“Even when schools like Yale did come to Idaho, it didn’t make sense for some of my friends to attend,” Faucher said. “Some of these kids lived on farms that were a couple of hours away from town. Why would they come to town for just one college’s information session?”
According to survey responses, Quinlan said, students who attend the joint sessions and students who attend Yale-only information sessions usually express similar levels of satisfaction.
Petersam said the joint-travel information sessions do not increase competitiveness amongst the schools, as such competition is inevitable and the “brand recognition” of these schools is already high.
“You really can’t hide your competitors from the kids. Yale wouldn’t be able to hide Stanford or Harvard from high-scoring applicants just by refusing to travel with them,” Petersam said.
Quinlan said that Yale’s partner schools share Yale’s desire to reach out to high-achieving students who do not apply to selective institutions, adding that it is important that the schools also practice need-blind admissions and maintain robust financial aid programs.
While the expansion of group travel over the coming year will lead to cutbacks in the Yale Admissions Office’s stand-alone travel, Quinlan said, he does not expect the Yale-only model will not end anytime soon, as it is still the best way for Yale to reach regions that are steadily represented in the student body.
“Group travel is most effective in spreading the word to underrepresented communities, but it’d be counterproductive for Yale to visit an elite high school that continually produces a lot of Ivy League students with a rival school,” said William Morse ’64 GRD ’74 — a former admissions officer at Yale — adding that the growth of joint-travel information sessions over the last decade is a sign of selective universities taking more nuanced approaches to admissions.
While Yale reaches out to top students at schools such as Andover and Exeter to persuade them to choose the University over its peer institutions, Morse said, in other cases, Yale needs to reach out to top students in more diverse communities to convince them to even consider applying to selective universities in the first place.

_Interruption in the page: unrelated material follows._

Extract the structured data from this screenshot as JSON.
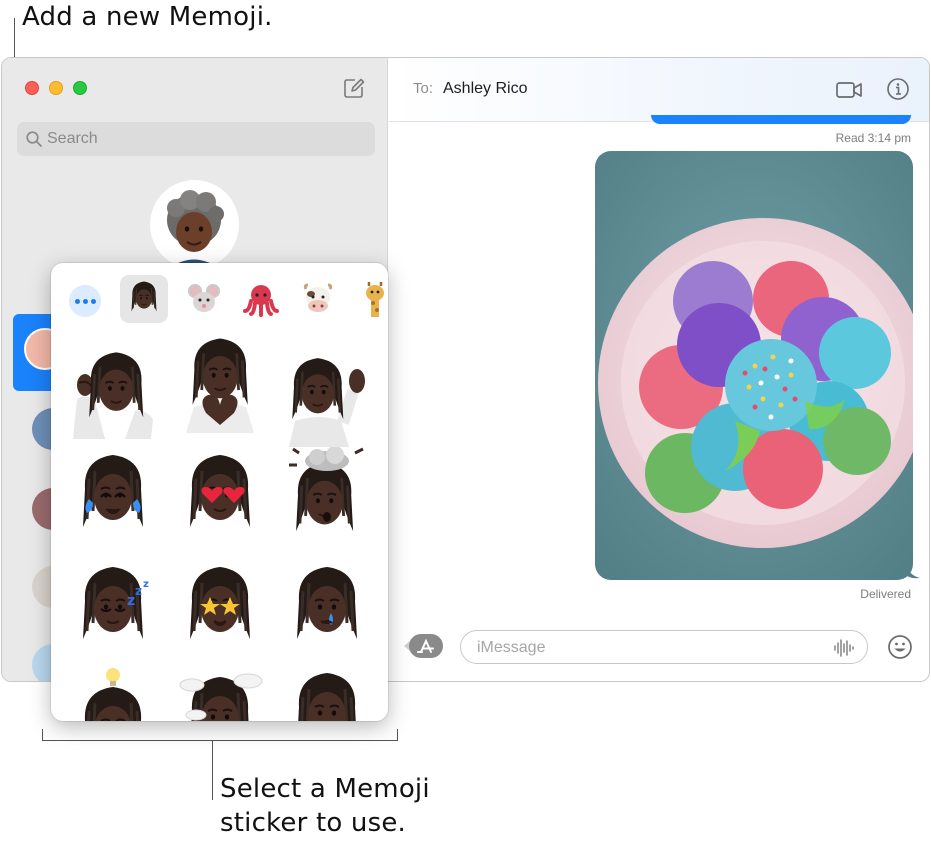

Yale will begin its partnership with Harvard, Princeton and the University of Virginia in fall 2014.